The first stop on the tour was the kitchen and dining rooms, which is ironic because Ludwick says they are among the most important rooms in the complex.

“The kitchen, the food service area is one of the most criticial areas in any institution because your entire population, your entire population that is not locked down is allowed to traverse through your kitchen at least three times per day.”

On-Air Version of Prison Feature

The food slots in the dining room

In each dining room, one wall has three large slots at knee level.

One slot offers regular meals with vegetarian and diet meals in the other two.

Ludwick says this is a new practice, compared to the previous prison, designed to curb potential fights because the server and the receiver cannot see each other.

The complex also includes a chapel, a library, several classrooms, a barber shop, a wing for inmates with mental health issues and another for aging inmates.

The three main housing units can hold more than 700 inmates combined.


Ludwick says an underrated aspect of them, and the other buildings in the new prison, is the amount of natural light that shines through.

That is not always the case at the current Iowa State Penitentiary.

“This natural light, it lifts your mood, it lifts your spirit,” says Ludwick.  “We intend to play on that, we really hope to capitalize on that.”

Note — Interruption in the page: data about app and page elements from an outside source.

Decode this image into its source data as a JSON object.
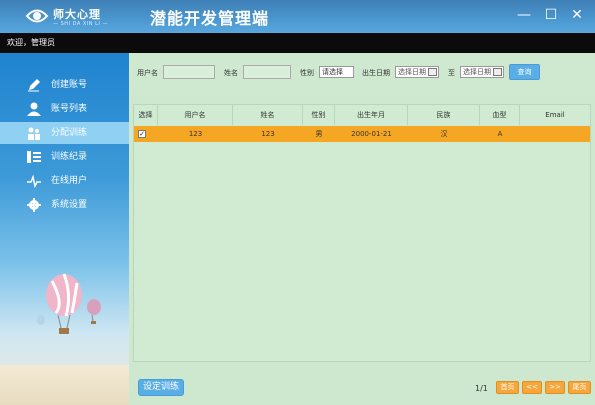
{
  "titlebar": {
    "brand": "师大心理",
    "brand_sub": "— SHI DA XIN LI —",
    "app_title": "潜能开发管理端",
    "minimize": "—",
    "maximize": "☐",
    "close": "✕"
  },
  "welcome": "欢迎，管理员",
  "sidebar": {
    "items": [
      {
        "label": "创建账号",
        "icon": "pencil-icon",
        "active": false
      },
      {
        "label": "账号列表",
        "icon": "user-icon",
        "active": false
      },
      {
        "label": "分配训练",
        "icon": "users-icon",
        "active": true
      },
      {
        "label": "训练纪录",
        "icon": "list-icon",
        "active": false
      },
      {
        "label": "在线用户",
        "icon": "pulse-icon",
        "active": false
      },
      {
        "label": "系统设置",
        "icon": "gear-icon",
        "active": false
      }
    ]
  },
  "filters": {
    "username_label": "用户名",
    "name_label": "姓名",
    "gender_label": "性别",
    "gender_value": "请选择",
    "birth_label": "出生日期",
    "date_from": "选择日期",
    "to_label": "至",
    "date_to": "选择日期",
    "search_button": "查询"
  },
  "table": {
    "headers": [
      "选择",
      "用户名",
      "姓名",
      "性别",
      "出生年月",
      "民族",
      "血型",
      "Email"
    ],
    "rows": [
      {
        "selected": "✓",
        "username": "123",
        "name": "123",
        "gender": "男",
        "birth": "2000-01-21",
        "ethnicity": "汉",
        "blood": "A",
        "email": ""
      }
    ]
  },
  "footer": {
    "set_training_button": "设定训练",
    "page_info": "1/1",
    "first": "首页",
    "prev": "<<",
    "next": ">>",
    "last": "尾页"
  },
  "colors": {
    "accent": "#5aaee6",
    "row_highlight": "#f5a623",
    "page_button": "#f6a63b"
  }
}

Ludwick was asked several times during the media tour about the date of the transfer.


Each time… he shook his head and said… “you could ask me all day and I would not tell you” followed by a chuckle.  You can tell he is proud of the new facility because that smile stayed on his face throughout the Grand Opening.

Jason Parrott is a former reporter at Tri States Public Radio.